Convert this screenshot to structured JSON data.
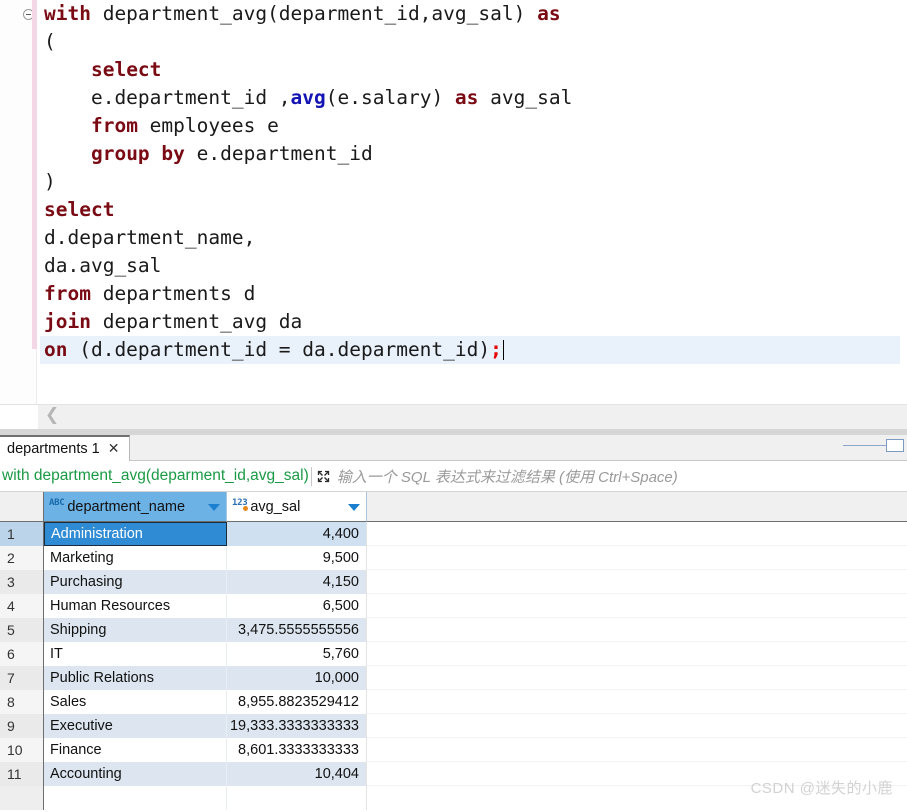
{
  "editor": {
    "lines": [
      [
        {
          "t": "with ",
          "c": "kw"
        },
        {
          "t": "department_avg(deparment_id,avg_sal) ",
          "c": ""
        },
        {
          "t": "as",
          "c": "kw"
        }
      ],
      [
        {
          "t": "(",
          "c": ""
        }
      ],
      [
        {
          "t": "    ",
          "c": ""
        },
        {
          "t": "select",
          "c": "kw"
        }
      ],
      [
        {
          "t": "    e.department_id ,",
          "c": ""
        },
        {
          "t": "avg",
          "c": "fn"
        },
        {
          "t": "(e.salary) ",
          "c": ""
        },
        {
          "t": "as",
          "c": "kw"
        },
        {
          "t": " avg_sal",
          "c": ""
        }
      ],
      [
        {
          "t": "    ",
          "c": ""
        },
        {
          "t": "from",
          "c": "kw"
        },
        {
          "t": " employees e",
          "c": ""
        }
      ],
      [
        {
          "t": "    ",
          "c": ""
        },
        {
          "t": "group by",
          "c": "kw"
        },
        {
          "t": " e.department_id",
          "c": ""
        }
      ],
      [
        {
          "t": ")",
          "c": ""
        }
      ],
      [
        {
          "t": "select",
          "c": "kw"
        }
      ],
      [
        {
          "t": "d.department_name,",
          "c": ""
        }
      ],
      [
        {
          "t": "da.avg_sal",
          "c": ""
        }
      ],
      [
        {
          "t": "from",
          "c": "kw"
        },
        {
          "t": " departments d",
          "c": ""
        }
      ],
      [
        {
          "t": "join",
          "c": "kw"
        },
        {
          "t": " department_avg da",
          "c": ""
        }
      ],
      [
        {
          "t": "on",
          "c": "kw"
        },
        {
          "t": " (d.department_id = da.deparment_id)",
          "c": ""
        },
        {
          "t": ";",
          "c": "semi"
        }
      ]
    ],
    "current_line_index": 12,
    "fold_icon": "fold-collapse-icon",
    "scroll_left_icon": "chevron-left-icon"
  },
  "results_tab": {
    "label": "departments 1",
    "close_icon": "close-icon",
    "maximize_icon": "maximize-panel-icon"
  },
  "filter": {
    "sql_text": "with department_avg(deparment_id,avg_sal)",
    "expand_icon": "expand-arrows-icon",
    "placeholder": "输入一个 SQL 表达式来过滤结果 (使用 Ctrl+Space)"
  },
  "grid": {
    "columns": [
      {
        "name": "department_name",
        "type_icon": "abc",
        "type_label": "ABC",
        "sort_icon": "filter-caret-icon",
        "selected": true
      },
      {
        "name": "avg_sal",
        "type_icon": "123",
        "type_label": "123",
        "sort_icon": "filter-caret-icon",
        "selected": false
      }
    ],
    "rows": [
      {
        "n": "1",
        "department_name": "Administration",
        "avg_sal": "4,400"
      },
      {
        "n": "2",
        "department_name": "Marketing",
        "avg_sal": "9,500"
      },
      {
        "n": "3",
        "department_name": "Purchasing",
        "avg_sal": "4,150"
      },
      {
        "n": "4",
        "department_name": "Human Resources",
        "avg_sal": "6,500"
      },
      {
        "n": "5",
        "department_name": "Shipping",
        "avg_sal": "3,475.5555555556"
      },
      {
        "n": "6",
        "department_name": "IT",
        "avg_sal": "5,760"
      },
      {
        "n": "7",
        "department_name": "Public Relations",
        "avg_sal": "10,000"
      },
      {
        "n": "8",
        "department_name": "Sales",
        "avg_sal": "8,955.8823529412"
      },
      {
        "n": "9",
        "department_name": "Executive",
        "avg_sal": "19,333.3333333333"
      },
      {
        "n": "10",
        "department_name": "Finance",
        "avg_sal": "8,601.3333333333"
      },
      {
        "n": "11",
        "department_name": "Accounting",
        "avg_sal": "10,404"
      }
    ],
    "selected_row_index": 0,
    "selected_column": "department_name"
  },
  "watermark": {
    "text": "CSDN @迷失的小鹿"
  },
  "colors": {
    "keyword": "#7a0b14",
    "function": "#1414b4",
    "semicolon": "#e60000",
    "filter_sql": "#1a9a45",
    "header_selected": "#6cb2e4",
    "cell_selected": "#2e8bd4",
    "row_alt": "#dde6f0",
    "change_bar": "#f3d7e6"
  }
}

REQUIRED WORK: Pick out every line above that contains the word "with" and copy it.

EXERCISE RESPONSE:
          "t": "with ",
    "sql_text": "with department_avg(deparment_id,avg_sal)",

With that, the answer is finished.